Do you have debts that must be paid while you are overseas? If so, choose your country carefully. In some counties it is easy to save US$1000 a month, in others you can live well on the local economy, but it will be difficult to save more than for a ticket “home” once a year.

Are there special medical issues for you or your family that must be considered? This is sometimes an easier issue to deal with abroad. Medicines and medical care in some countries can easily be only ten percent of what you might pay in a Western country. But, some countries won’t have the latest in cutting edge medical care and drugs. If you have chronic or complex medical issues, check with your physician first and double check what is available where you intend to go.

Do you have the financial reserves to return to your home country and re-establish yourself if things don’t work out? It is good to have a little emergency cushion, just in case.

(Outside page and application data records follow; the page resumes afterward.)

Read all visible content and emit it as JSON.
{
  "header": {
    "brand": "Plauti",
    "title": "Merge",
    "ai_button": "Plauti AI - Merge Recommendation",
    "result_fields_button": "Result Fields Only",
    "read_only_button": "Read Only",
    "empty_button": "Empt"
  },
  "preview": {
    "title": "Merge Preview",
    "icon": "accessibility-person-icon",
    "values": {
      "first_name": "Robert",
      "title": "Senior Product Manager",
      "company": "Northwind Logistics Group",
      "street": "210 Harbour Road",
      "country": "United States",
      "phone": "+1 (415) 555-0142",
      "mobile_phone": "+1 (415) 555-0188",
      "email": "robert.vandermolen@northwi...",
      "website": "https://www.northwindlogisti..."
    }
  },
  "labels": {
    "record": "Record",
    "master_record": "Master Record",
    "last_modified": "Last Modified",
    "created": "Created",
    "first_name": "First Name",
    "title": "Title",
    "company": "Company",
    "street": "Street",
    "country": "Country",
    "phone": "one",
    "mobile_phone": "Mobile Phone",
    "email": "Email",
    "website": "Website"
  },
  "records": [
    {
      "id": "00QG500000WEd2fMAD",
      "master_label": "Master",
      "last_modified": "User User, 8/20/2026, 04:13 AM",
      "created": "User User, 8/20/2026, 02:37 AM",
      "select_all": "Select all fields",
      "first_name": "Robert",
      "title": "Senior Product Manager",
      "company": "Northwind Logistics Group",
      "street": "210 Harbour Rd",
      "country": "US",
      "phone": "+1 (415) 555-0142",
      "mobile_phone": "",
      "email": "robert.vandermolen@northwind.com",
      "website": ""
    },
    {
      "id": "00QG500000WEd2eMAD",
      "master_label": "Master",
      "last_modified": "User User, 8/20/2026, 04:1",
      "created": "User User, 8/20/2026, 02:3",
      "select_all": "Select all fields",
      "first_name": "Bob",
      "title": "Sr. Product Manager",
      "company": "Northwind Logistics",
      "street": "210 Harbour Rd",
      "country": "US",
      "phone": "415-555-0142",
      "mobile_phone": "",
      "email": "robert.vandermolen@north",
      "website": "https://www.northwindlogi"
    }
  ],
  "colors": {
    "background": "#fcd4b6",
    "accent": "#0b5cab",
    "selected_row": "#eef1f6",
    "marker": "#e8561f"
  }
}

Have you ever taught before – do you have any reason to believe that you might enjoy teaching English? Teaching is a “helping” profession, do you enjoy working with people?

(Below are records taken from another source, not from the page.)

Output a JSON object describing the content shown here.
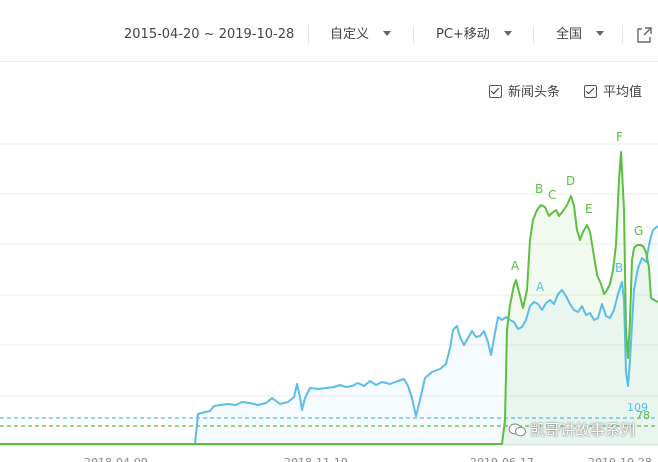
{
  "toolbar": {
    "date_range": "2015-04-20 ~ 2019-10-28",
    "period": "自定义",
    "platform": "PC+移动",
    "region": "全国"
  },
  "legend": {
    "series_1": "新闻头条",
    "series_2": "平均值"
  },
  "watermark": "凯哥讲故事系列",
  "colors": {
    "green": "#5bbf3f",
    "blue": "#5bbde9",
    "grid": "#ececec"
  },
  "chart_data": {
    "type": "line",
    "x_ticks": [
      "2018-04-09",
      "2018-11-19",
      "2019-06-17",
      "2019-10-28"
    ],
    "series": [
      {
        "name": "新闻头条",
        "color": "#5bbf3f",
        "end_label": "78",
        "baseline_value": 78,
        "annotations": [
          "A",
          "B",
          "C",
          "D",
          "E",
          "F",
          "G"
        ]
      },
      {
        "name": "平均值",
        "color": "#5bbde9",
        "end_label": "109",
        "baseline_value": 109,
        "annotations": [
          "A",
          "B"
        ]
      }
    ],
    "grid": true
  }
}
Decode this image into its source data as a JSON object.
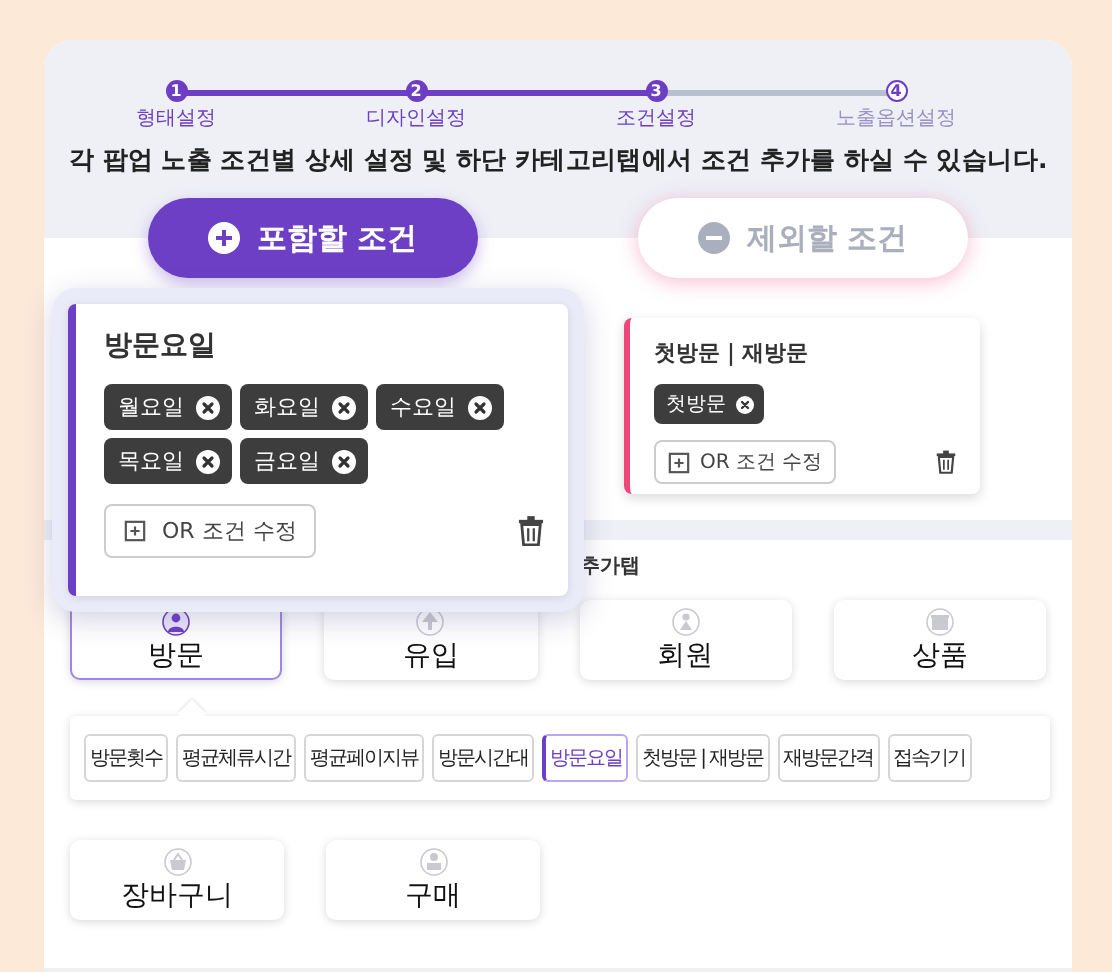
{
  "steps": [
    {
      "number": "1",
      "label": "형태설정",
      "done": true
    },
    {
      "number": "2",
      "label": "디자인설정",
      "done": true
    },
    {
      "number": "3",
      "label": "조건설정",
      "done": true
    },
    {
      "number": "4",
      "label": "노출옵션설정",
      "done": false
    }
  ],
  "instruction": "각 팝업 노출 조건별 상세 설정 및 하단 카테고리탭에서 조건 추가를 하실 수 있습니다.",
  "mode_buttons": [
    {
      "label": "포함할 조건",
      "selected": true
    },
    {
      "label": "제외할 조건",
      "selected": false
    }
  ],
  "condition_cards": [
    {
      "title": "방문요일",
      "color": "#6c3fc5",
      "popped": true,
      "tags": [
        "월요일",
        "화요일",
        "수요일",
        "목요일",
        "금요일"
      ],
      "button": "OR 조건 수정"
    },
    {
      "title": "첫방문｜재방문",
      "color": "#f0467a",
      "popped": false,
      "tags": [
        "첫방문"
      ],
      "button": "OR 조건 수정"
    }
  ],
  "category_label": "추가탭",
  "category_rows": [
    {
      "categories": [
        {
          "label": "방문",
          "selected": true
        },
        {
          "label": "유입",
          "selected": false
        },
        {
          "label": "회원",
          "selected": false
        },
        {
          "label": "상품",
          "selected": false
        }
      ],
      "subtabs": [
        {
          "label": "방문횟수",
          "selected": false
        },
        {
          "label": "평균체류시간",
          "selected": false
        },
        {
          "label": "평균페이지뷰",
          "selected": false
        },
        {
          "label": "방문시간대",
          "selected": false
        },
        {
          "label": "방문요일",
          "selected": true
        },
        {
          "label": "첫방문 | 재방문",
          "selected": false
        },
        {
          "label": "재방문간격",
          "selected": false
        },
        {
          "label": "접속기기",
          "selected": false
        }
      ]
    },
    {
      "categories": [
        {
          "label": "장바구니",
          "selected": false
        },
        {
          "label": "구매",
          "selected": false
        }
      ]
    }
  ]
}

Have you ever traveled or lived overseas before? Did you enjoy it? This isn’t a “have to” but it does help you know. I went to Africa at age 37 only having been across the border to Mexico for a few days. Wow! What a transition. But it worked out okay – for me. It might not for everyone.

Would you find the daily problems of living and working overseas frustrating – or a refreshing challenge? Life’s daily frustrations don’t go away just because you are living in another country.

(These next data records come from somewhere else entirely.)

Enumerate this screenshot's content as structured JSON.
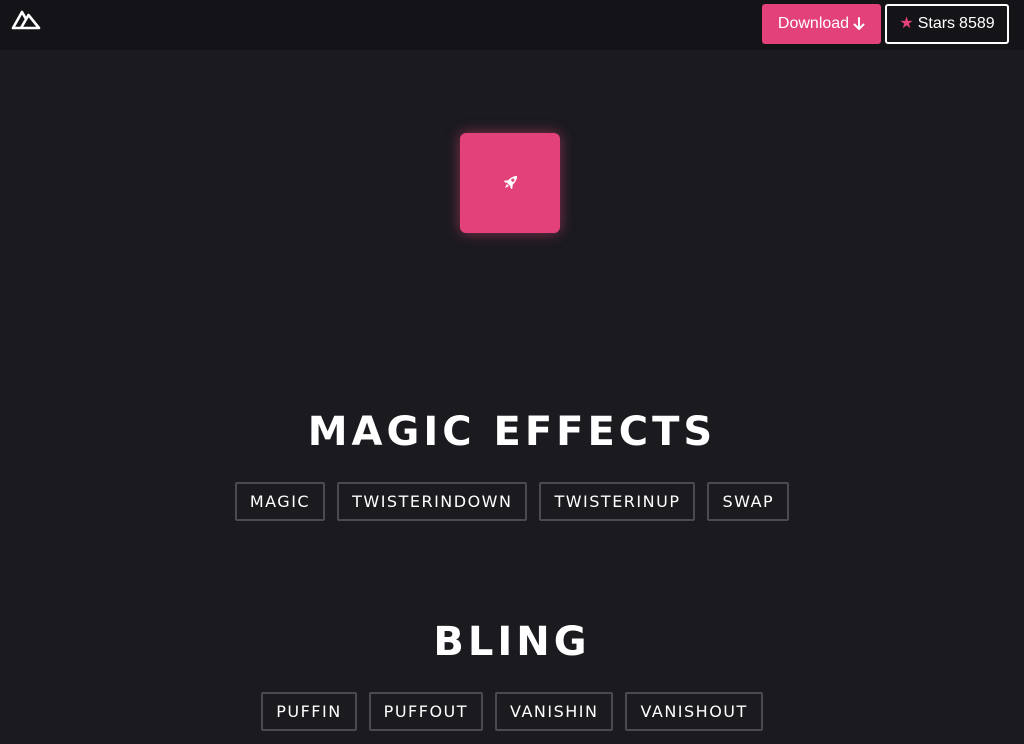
{
  "topbar": {
    "logo_icon": "nuxt-mountain-icon",
    "download_label": "Download",
    "download_icon": "arrow-down-icon",
    "stars_icon": "star-icon",
    "stars_label": "Stars",
    "stars_count": "8589"
  },
  "demo": {
    "icon": "rocket-icon",
    "color": "#e34179"
  },
  "sections": [
    {
      "title": "MAGIC EFFECTS",
      "buttons": [
        "MAGIC",
        "TWISTERINDOWN",
        "TWISTERINUP",
        "SWAP"
      ]
    },
    {
      "title": "BLING",
      "buttons": [
        "PUFFIN",
        "PUFFOUT",
        "VANISHIN",
        "VANISHOUT"
      ]
    }
  ],
  "colors": {
    "background": "#1a1a1f",
    "topbar": "#141418",
    "accent": "#e34179",
    "button_border": "#4a4a50"
  }
}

This list is only a beginning – as individual as each person is – so are the questions that need to be answered in making this decision.

What qualities are needed to succeed?

My observation has been that people who succeed in TEFL overseas have the following characteristics and knowledge:

They have reasonable expectations about their new occupation and what it can and cannot provide for them.

They understand that their new country is not like their home country. Solutions to problems that work at home often don’t work overseas.

They realize that problems they had at home will probably also exist overseas.

They know they will have good days and bad days, just like back home.

They know they may experience good bosses, bad bosses, good jobs and bad jobs, just like back home.

They are flexible people who can roll with surprises and “punches” and can bounce back from a bad situation.

They are willing to work under different cultural expectations, willing to follow different cultural work rules.

They are not generally moody or depressed people.

They view their success as a personal challenge.

They spent a considerable amount of time researching their move, before they moved.

TED’s Tips™ #1: While it is useful to seek other’s opinions on these issues, listen to your heart. Is this something you really want to do? I had dreamed of living abroad for years and years before I finally made the move. It was in my heart to do it. If it had not been, I would not have survived those two years in Africa as a Peace Corps Volunteer.

TED’s Tips™ #2: This doesn’t have to be a decision forever. If you find you hate it, you are still free to return home. Few things in life are totally irreversible.